On Your Mark, Get Set, Go

By: Keith Pelletier.

When the FCC finishes issuing new channel assignments to U.S. broadcasters participating in the spectrum repack, it will be like the starting gun going off on a race.

With that proverbial shot, more than 1,000 broadcasters will sprint to build new TV transmission facilities. The finish line is the 39-month deadline by which they must all be broadcasting on their new channel assignments.

During this race, broadcasters will compete for resources such as:

  • RF engineers and consultants
  • Antenna design services
  • Transmission equipment manufacturing
  • Tower crews for on-site installation ranging from simple to complex

For this reason, we’re urging broadcasters to jump the gun. Be proactive and begin investigating new products as soon as possible.

Based on our experience with the DTV transition years ago, we know that tower crews and RF transmission equipment will be in great demand as broadcasters all push at once to relocate their channels. This time around, we’re likely to see a push for temporary/interim antennas followed by a big push for permanent/master antennas.

We have broadband products that were specially designed for the challenges of the repack. And if you ordered from us before, our application engineering team still has all those specs on file—including tower mounting, coverage patterns, power levels and more—and we can hit the ground running with your new plans.
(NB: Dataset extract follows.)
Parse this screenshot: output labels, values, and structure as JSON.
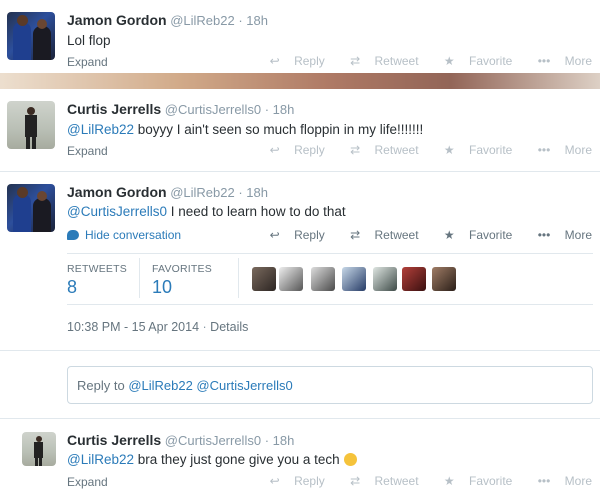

Our long-time customer American Tower Corporation, in Woburn, MA, has already put in an order for $3.9 million in equipment to ensure repack readiness. According to Peter Starke, the company’s Vice President, Broadcast said, “We recognized that long lead times are necessary for RF transmission suppliers, like Dielectric, to acquire and fabricate large, rigid coax transmission components we need for our new broadband antenna repack/ATSC 3.0-ready projects.”

“When the FCC proposed its 10-phase repack cutover transition plan, Jim Stenberg, our principal engineer for RF broadcast, recognized the need for auxiliary antennas at tower sites where repack construction complexities may not permit enough time for a permanent new channel solution to be built. Some stations might even have to cut over to their new channels in only 15 months,” Starke said.

“Jim recommended that we order Dielectric TFU-WB broadband antennas so that our TV tower tenants would have the security of no downtime during the tight repack schedule,” Starke said, “And the flexibility to use the antenna for either their current or new channels.”